As cutting edge 49 and sharp tip 68 of hook 41 continue to move through groove 43 between teeth 72 and 74, shear forces contribute to further puncturing and cutting of the connective tissue surrounding the vessel. If all the tissue is still not cut between the distal portion of second leg 24 and hook 41, it will stretch and become thinner until it is easily punctured by sharp tip 68 and cut by cutting edge 49 of hook 41 as it passes through groove 43 of second leg 24. Once the connective tissue is cut, female and male locking members 40 and 50 are able to lockingly engage without interference.
It should be understood that while cutting edge 49 is a desired feature of the preferred embodiment of clip 12, other embodiments of clip 12 that do not include cutting edge 49 are contemplated to be part of the prior art and clip 12. Thus, clip 12 may or may not include cutting edge 49 as described above.
Tip section 42 of second leg 24 then begins to contact female locking member 40 at hook 41. Further pivotal movement by the jaws of the applicator instrument longitudinally elongates first leg 22 and deflects hook 41, allowing tip section 42 of male locking member 50 to align with latching recess 46 of female locking member 40. Upon release of the applicator instrument, tip section 42 snaps into and is conformably seated in latching recess 46 of female locking member 40, at which point clip 12 is in its latched and closed position. In the latched condition, tip section 42 is engaged between concave inner surface 28 and beveled surface 44, thereby securely clamping a designated vessel or other tissue between concave inner surface 28 and convex inner surface 32. After clip 12 is secured in its closed position and a vessel is ligated, most likely with two clips 12 on either side of the cutting site, the physician can safely cut the vessel.
It would be desirable to use polymeric-type ligating clips similar to clip 12 shown in
Referring now to
It will be appreciated that the recesses R1, R2 and R3, R4 in both clips 100 and 200 shown in
Referring now to
Referring now to

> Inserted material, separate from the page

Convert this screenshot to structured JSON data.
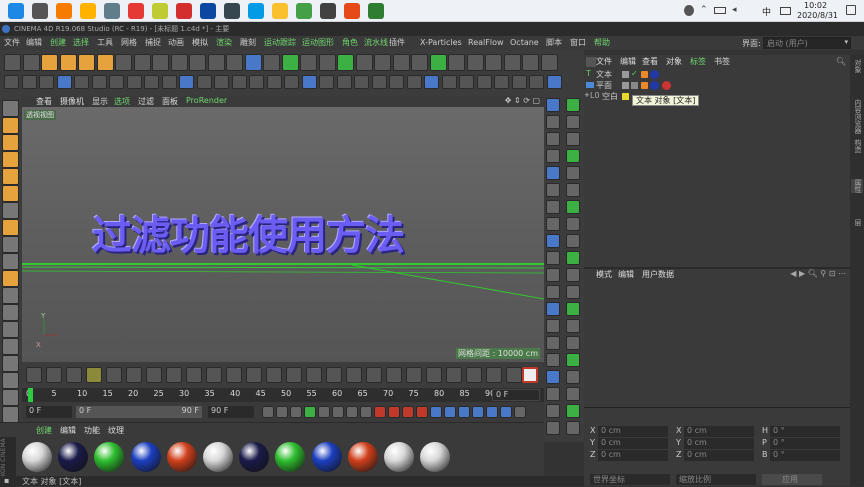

It will be understood that various details of the presently disclosed subject matter can be changed without departing from the scope of the disclosure. Furthermore, the foregoing description is for the purpose of illustration only, and not for the purpose of limitation—the invention being defined by the claims.
|Citing Patent||Filing date||Publication date||Applicant||Title|
|US7819886||Oct 2, 2006||Oct 26, 2010||Tyco Healthcare Group Lp||Endoscopic surgical clip applier|
|US7905890||Oct 7, 2005||Mar 15, 2011||Tyco Healthcare Group Lp||Endoscopic surgical clip applier|
|US9089334||Jan 19, 2012||Jul 28, 2015||Covidien Lp||Endoscopic surgical clip applier with connector plate|
|Cooperative Classification||A61B17/122, A61B17/1227|
|European Classification||A61B17/122S, A61B17/122|
|Nov 22, 2005||AS||Assignment|
Owner name: PILLING WECK INCORPORATED, NORTH CAROLINA
Free format text: ASSIGNMENT OF ASSIGNORS INTEREST;ASSIGNORS:KENNEDY, DANIEL L.;WILSON, DONALD F., JR.;KNODEL, BRYAN D.;REEL/FRAME:017266/0704;SIGNING DATES FROM 20051020 TO 20051118
|Apr 23, 2008||AS||Assignment|
Owner name: TELEFLEX MEDICAL INCORPORATED, PENNSYLVANIA
Free format text: MERGER;ASSIGNOR:PILLING WECK INCORPORATED;REEL/FRAME:020847/0037
Effective date: 20070312